- Typically, visual recovery is exceedingly quick for LASIK, generally within a few days. Again, this is due to the fact that the eye’s natural coverings are returned to their original locations. Visual recovery for PRK, on the other hand, can take from 1-2 weeks to months, depending on the amount of correction performed. For both procedures, the final visual results are due to the effects of the laser procedure itself and the patient’s own healing patterns.
- Since no two patients heal exactly alike, some variability in the final visual outcomes can be expected, and sometimes retreatments (requiring further lasering) are necessary. For retreatments with PRK, the surface cells have to be rescraped, with the associated post lasering healing discomfort for two to four more days. With LASIK retreatments, on the other hand, the ORIGINAL flap can be lifted and replaced with minimal patient discomfort.
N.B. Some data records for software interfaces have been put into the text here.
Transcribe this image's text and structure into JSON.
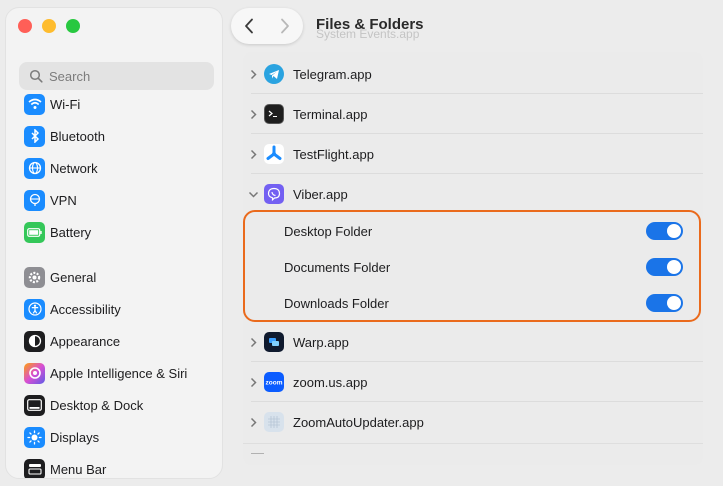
{
  "window": {
    "title": "Files & Folders",
    "ghost_header": "System Events.app"
  },
  "sidebar": {
    "search_placeholder": "Search",
    "items": [
      {
        "label": "Wi-Fi",
        "icon": "wifi-icon",
        "color": "#1a8cff"
      },
      {
        "label": "Bluetooth",
        "icon": "bluetooth-icon",
        "color": "#1a8cff"
      },
      {
        "label": "Network",
        "icon": "globe-icon",
        "color": "#1a8cff"
      },
      {
        "label": "VPN",
        "icon": "vpn-globe-icon",
        "color": "#1a8cff"
      },
      {
        "label": "Battery",
        "icon": "battery-icon",
        "color": "#34c759"
      },
      {
        "label": "General",
        "icon": "gear-icon",
        "color": "#8e8e93"
      },
      {
        "label": "Accessibility",
        "icon": "accessibility-icon",
        "color": "#1a8cff"
      },
      {
        "label": "Appearance",
        "icon": "appearance-icon",
        "color": "#1d1d1f"
      },
      {
        "label": "Apple Intelligence & Siri",
        "icon": "siri-icon",
        "color": "#d84fd3"
      },
      {
        "label": "Desktop & Dock",
        "icon": "dock-icon",
        "color": "#1d1d1f"
      },
      {
        "label": "Displays",
        "icon": "sun-icon",
        "color": "#1a8cff"
      },
      {
        "label": "Menu Bar",
        "icon": "menubar-icon",
        "color": "#1d1d1f"
      }
    ]
  },
  "apps": {
    "telegram": "Telegram.app",
    "terminal": "Terminal.app",
    "testflight": "TestFlight.app",
    "viber": "Viber.app",
    "warp": "Warp.app",
    "zoom": "zoom.us.app",
    "zoomupdater": "ZoomAutoUpdater.app"
  },
  "viber_permissions": [
    {
      "label": "Desktop Folder",
      "enabled": true
    },
    {
      "label": "Documents Folder",
      "enabled": true
    },
    {
      "label": "Downloads Folder",
      "enabled": true
    }
  ],
  "footer": {
    "minus": "—"
  },
  "colors": {
    "accent": "#1a74e8",
    "highlight": "#ea6a1c"
  }
}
- When treating greater degrees of myopia with PRK, more patient healing is required, and there is more variability in results and more risk of abnormal healing in the form of surface haze (a form of eye scarring that occurs with PRK). The inner layers of the cornea are far less likely to react and rarely produce haze or scar tissue, making LASIK a more ideal procedure for treating higher myopia.
- LASIK introduces the risks of complications produced by the microkeratome; these risks are obviously not found with PRK.
As with any surgical procedure, complications can occur. Fortunately, the majority of LASIK complications are easily treated and have little effect on final visual outcome. Intraoperative complications associated with the creation of the flap are the most frequent. A flap may be partially created (partial flap), or may be cut loose from the cornea (free cap). Sometimes, with the creation of a free cap, the laser procedure can still be performed. If either of these complications occur, the flap or cap is repositioned on the cornea, and the LASIK procedure can be repeated in approximately three months if necessary. Other intraoperative complications include inadvertent perforation of the eye. Fortunately, with meticulous surgical technique, this complication is extremely rare.
Postoperative complications in the short term can be associated with infections or inflammation. These can usually be treated with antibiotics or steroids. Occasionally, epithelial cells can grow under the flap. These cells may have to physically be removed.
There are minimal restrictions on activities following LASIK. Exercise, watching TV, reading, flying, and driving are all acceptable. The major activity to be avoided is eye rubbing, which could possibly dislodge the flap. Additionally, driving or operating heavy machinery should be avoided for a day or two if sedatives (such as Valium) are used during the operation
In summary, LASIK provides an excellent means to reduce farsightedness, nearsightedness and astigmatism. Furthermore, patient comfort and visual recovery are generally quicker than with PRK, while providing the precision and stability of excimer laser correction.